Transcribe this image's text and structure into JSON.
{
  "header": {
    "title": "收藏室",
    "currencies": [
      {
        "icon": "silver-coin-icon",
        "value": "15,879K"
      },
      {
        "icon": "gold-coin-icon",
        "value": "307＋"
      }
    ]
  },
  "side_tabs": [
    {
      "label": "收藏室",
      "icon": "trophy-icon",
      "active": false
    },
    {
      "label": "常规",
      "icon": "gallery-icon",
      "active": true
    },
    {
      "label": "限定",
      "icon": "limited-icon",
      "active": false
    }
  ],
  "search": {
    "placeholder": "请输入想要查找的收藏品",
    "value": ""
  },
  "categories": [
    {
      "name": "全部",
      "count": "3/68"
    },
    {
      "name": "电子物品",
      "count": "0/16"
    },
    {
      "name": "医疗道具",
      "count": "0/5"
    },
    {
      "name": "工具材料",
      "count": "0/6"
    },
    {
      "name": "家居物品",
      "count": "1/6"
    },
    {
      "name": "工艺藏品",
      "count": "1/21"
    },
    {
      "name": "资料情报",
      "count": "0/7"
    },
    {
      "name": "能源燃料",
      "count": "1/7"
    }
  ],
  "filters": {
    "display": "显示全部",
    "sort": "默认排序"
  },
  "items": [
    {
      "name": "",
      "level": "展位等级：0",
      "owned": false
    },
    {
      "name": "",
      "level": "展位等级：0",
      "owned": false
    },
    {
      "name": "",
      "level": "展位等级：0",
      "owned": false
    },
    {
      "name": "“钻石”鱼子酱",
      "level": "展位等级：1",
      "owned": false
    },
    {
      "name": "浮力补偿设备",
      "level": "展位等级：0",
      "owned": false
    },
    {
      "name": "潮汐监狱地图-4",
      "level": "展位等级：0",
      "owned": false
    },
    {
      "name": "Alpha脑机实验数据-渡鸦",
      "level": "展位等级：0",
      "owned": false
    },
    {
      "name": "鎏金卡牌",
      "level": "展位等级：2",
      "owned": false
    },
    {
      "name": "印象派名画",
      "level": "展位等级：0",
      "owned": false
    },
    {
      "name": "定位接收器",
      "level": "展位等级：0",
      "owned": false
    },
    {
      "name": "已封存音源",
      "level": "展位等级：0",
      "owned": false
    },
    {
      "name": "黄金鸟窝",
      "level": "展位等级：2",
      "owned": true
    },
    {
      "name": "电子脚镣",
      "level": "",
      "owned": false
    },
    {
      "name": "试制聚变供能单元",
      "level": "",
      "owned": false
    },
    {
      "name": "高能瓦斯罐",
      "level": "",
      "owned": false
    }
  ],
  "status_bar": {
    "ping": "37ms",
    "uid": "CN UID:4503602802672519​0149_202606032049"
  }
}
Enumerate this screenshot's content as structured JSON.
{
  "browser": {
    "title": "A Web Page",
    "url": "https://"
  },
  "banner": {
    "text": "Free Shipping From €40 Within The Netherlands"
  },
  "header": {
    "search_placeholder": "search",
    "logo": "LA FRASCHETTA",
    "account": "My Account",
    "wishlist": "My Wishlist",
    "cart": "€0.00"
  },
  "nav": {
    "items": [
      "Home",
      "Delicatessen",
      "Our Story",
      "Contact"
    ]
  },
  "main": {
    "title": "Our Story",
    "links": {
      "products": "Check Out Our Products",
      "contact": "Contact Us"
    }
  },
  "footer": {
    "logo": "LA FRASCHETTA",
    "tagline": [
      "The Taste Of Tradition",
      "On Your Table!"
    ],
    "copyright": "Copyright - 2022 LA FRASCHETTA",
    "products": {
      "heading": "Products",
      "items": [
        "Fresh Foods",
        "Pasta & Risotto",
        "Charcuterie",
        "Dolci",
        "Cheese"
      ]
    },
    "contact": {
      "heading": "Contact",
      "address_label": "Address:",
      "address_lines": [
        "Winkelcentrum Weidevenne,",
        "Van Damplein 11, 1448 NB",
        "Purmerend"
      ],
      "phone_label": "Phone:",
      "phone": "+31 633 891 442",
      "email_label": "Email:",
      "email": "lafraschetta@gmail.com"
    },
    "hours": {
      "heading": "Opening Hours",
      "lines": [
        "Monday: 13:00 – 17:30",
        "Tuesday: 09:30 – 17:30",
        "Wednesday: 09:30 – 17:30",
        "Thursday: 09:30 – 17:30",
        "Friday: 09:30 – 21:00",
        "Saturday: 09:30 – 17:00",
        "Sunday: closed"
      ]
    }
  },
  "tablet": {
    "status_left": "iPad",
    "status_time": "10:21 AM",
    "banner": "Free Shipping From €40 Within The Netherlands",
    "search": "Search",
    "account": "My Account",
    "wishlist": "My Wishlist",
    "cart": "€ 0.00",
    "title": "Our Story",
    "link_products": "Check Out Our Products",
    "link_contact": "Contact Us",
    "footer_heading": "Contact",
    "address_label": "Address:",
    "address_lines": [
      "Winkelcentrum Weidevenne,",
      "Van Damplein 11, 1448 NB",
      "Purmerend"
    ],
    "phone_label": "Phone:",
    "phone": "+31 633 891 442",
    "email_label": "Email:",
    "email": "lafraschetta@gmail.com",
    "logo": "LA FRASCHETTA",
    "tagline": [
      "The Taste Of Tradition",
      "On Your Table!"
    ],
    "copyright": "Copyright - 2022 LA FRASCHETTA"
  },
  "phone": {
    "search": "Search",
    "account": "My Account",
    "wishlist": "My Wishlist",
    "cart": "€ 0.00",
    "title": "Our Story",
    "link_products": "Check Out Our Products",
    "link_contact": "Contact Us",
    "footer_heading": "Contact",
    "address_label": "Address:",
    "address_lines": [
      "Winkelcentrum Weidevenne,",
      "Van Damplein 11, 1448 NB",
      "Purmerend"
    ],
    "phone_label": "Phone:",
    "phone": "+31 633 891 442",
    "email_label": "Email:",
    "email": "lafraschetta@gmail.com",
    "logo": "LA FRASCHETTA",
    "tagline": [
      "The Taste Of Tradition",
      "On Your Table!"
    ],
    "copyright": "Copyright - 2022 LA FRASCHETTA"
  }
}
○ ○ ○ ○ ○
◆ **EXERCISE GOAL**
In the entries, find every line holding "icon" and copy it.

◆ **EXERCISE RESPONSE**
        "icon": "silver-coin-icon",
        "icon": "gold-coin-icon",
      "icon": "trophy-icon",
      "icon": "gallery-icon",
      "icon": "limited-icon",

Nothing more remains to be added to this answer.